Although the relationship between sound and meaning in language is mostly arbitrary, there exist pockets of so-called systematicity: clusters in which particular forms recur with particular meanings. One example of systematicity is the existence of phonaesthemes. Phonaesthemes are recurring patterns of sound and meaning that occur below the morphemic level, which is traditionally considered the … Continue reading Discovering phonaesthemes (Arbitrariness in language, pt. 4)

Why are languages different?

It’s no secret that different languages are different. One particularly well-known dimension along which languages differ is in their morphological structure[1], which refers to how words[2] are formed in a language. Some languages have pretty simple words, meaning there are relatively few morphemes, or units of meaning, per word. For an example in English, the … Continue reading Why are languages different?

Discovering systematicity (Arbitrariness in language, pt. 3)

Language is mostly arbitrary, but there are patterns of systematicity both within and across languages. As discussed previously, arbitrariness and systematicity seem to play unique roles in improving both the learnability and communicative utility of a language. So how can we, as researchers, quantify the degree of arbitrariness and systematicity in a language? And how … Continue reading Discovering systematicity (Arbitrariness in language, pt. 3)

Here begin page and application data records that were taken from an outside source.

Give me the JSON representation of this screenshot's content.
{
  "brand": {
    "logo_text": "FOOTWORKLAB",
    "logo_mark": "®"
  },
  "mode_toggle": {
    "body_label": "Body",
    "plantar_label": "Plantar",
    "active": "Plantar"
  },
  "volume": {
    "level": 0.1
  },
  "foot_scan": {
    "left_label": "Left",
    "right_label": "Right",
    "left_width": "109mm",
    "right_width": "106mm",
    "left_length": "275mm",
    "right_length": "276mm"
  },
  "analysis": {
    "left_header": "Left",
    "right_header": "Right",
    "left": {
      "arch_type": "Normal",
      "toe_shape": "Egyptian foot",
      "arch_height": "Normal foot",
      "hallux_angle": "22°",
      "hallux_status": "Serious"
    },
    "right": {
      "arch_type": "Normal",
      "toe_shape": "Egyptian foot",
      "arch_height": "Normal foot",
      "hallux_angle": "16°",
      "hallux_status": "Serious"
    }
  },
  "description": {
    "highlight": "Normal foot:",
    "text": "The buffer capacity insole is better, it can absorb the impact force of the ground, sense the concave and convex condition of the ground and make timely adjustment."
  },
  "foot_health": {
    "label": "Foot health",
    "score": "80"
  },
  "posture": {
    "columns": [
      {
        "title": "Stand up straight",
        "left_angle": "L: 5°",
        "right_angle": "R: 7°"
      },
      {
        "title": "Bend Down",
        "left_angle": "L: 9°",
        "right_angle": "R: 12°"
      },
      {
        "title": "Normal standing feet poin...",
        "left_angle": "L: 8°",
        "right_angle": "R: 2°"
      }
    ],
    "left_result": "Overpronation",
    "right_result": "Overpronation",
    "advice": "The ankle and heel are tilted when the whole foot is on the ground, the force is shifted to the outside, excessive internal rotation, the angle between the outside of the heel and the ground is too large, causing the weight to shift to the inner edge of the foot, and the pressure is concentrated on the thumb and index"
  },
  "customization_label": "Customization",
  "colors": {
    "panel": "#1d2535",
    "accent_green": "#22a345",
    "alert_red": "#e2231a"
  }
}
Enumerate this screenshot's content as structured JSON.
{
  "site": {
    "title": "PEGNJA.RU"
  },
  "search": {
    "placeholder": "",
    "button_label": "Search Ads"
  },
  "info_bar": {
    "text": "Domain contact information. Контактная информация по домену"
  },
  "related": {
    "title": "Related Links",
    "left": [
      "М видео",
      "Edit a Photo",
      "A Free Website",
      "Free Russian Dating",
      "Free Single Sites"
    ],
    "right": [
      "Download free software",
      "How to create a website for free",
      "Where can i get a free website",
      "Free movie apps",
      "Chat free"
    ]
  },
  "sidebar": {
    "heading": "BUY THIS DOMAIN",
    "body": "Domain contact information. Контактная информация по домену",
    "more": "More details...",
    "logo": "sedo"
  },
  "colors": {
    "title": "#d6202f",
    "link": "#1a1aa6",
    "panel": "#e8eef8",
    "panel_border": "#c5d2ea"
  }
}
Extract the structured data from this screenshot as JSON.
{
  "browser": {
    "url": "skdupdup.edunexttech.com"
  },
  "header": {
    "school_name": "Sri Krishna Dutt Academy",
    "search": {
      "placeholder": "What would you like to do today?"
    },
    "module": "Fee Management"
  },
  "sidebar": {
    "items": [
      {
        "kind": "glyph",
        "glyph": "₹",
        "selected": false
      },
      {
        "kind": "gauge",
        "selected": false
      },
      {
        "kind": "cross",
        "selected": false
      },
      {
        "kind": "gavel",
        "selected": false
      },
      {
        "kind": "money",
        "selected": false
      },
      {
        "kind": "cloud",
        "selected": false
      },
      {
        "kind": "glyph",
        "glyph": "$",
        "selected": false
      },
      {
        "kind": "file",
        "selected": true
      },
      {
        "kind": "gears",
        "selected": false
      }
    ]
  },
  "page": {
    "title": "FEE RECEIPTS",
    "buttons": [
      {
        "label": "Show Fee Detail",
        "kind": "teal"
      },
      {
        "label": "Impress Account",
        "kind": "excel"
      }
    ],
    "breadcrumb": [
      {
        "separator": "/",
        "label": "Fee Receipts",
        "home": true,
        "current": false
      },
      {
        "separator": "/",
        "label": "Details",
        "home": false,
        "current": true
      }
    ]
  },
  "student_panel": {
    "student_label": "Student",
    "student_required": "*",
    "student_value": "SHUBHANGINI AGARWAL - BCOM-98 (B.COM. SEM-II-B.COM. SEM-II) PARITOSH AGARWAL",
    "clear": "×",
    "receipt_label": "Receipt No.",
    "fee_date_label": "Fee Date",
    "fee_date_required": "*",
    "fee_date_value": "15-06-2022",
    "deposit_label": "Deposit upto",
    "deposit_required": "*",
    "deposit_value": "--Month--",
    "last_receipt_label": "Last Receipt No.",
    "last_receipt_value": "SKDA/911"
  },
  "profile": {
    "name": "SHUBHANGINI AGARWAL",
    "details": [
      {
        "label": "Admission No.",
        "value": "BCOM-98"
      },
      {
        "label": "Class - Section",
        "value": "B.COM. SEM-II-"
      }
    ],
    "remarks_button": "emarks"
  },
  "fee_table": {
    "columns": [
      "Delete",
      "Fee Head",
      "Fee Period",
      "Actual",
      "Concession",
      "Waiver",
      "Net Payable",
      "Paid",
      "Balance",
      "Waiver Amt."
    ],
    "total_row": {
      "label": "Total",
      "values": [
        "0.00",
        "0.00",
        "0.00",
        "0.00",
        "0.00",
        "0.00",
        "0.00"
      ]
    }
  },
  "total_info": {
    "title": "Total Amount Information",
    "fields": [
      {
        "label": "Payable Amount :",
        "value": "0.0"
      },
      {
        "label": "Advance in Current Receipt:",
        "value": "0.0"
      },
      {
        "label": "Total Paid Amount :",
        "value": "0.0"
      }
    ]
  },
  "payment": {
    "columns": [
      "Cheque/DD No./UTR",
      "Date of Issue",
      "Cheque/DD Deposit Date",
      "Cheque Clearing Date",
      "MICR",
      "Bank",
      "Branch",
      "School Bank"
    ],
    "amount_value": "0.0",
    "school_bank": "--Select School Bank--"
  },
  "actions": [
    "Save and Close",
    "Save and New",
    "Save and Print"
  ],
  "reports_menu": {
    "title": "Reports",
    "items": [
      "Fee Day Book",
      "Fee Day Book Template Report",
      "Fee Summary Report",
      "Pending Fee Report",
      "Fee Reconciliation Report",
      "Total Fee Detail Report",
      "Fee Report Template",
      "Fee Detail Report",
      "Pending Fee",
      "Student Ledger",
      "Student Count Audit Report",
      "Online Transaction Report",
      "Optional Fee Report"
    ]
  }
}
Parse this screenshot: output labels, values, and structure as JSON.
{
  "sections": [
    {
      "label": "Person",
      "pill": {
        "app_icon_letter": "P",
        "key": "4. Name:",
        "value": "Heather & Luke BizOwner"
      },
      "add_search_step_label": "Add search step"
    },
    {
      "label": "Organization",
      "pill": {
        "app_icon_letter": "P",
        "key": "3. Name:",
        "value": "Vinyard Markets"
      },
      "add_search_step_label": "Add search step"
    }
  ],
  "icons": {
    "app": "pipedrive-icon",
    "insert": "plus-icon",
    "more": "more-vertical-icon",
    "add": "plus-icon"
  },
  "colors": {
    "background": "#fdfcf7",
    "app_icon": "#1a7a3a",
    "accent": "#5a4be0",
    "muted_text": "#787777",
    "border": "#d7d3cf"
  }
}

A Case for Non-Arbitrariness (Arbitrariness in language, pt. 2)

Previously, we established that arbitrariness is an essential part of language. It allows for greater communicative utility, and probably learnability as well – two of the main transmission biases that were hypothesized to affect the evolution of a language. But then how do we account for the fact that there is non-arbitrariness in language? Non-arbitrariness … Continue reading A Case for Non-Arbitrariness (Arbitrariness in language, pt. 2)

Arbitrariness in Language, Pt. 1

Pretty much since its inception, one of the core principles of linguistics has been that language is arbitrary (De Saussure, 1916; Hockett, 1960). That is, there’s no apparent relationship between a sign and what it signifies; nothing inherent about the word “dog” suggests that it must refer to the DOG concept[1]. But this hasn’t stopped … Continue reading Arbitrariness in Language, Pt. 1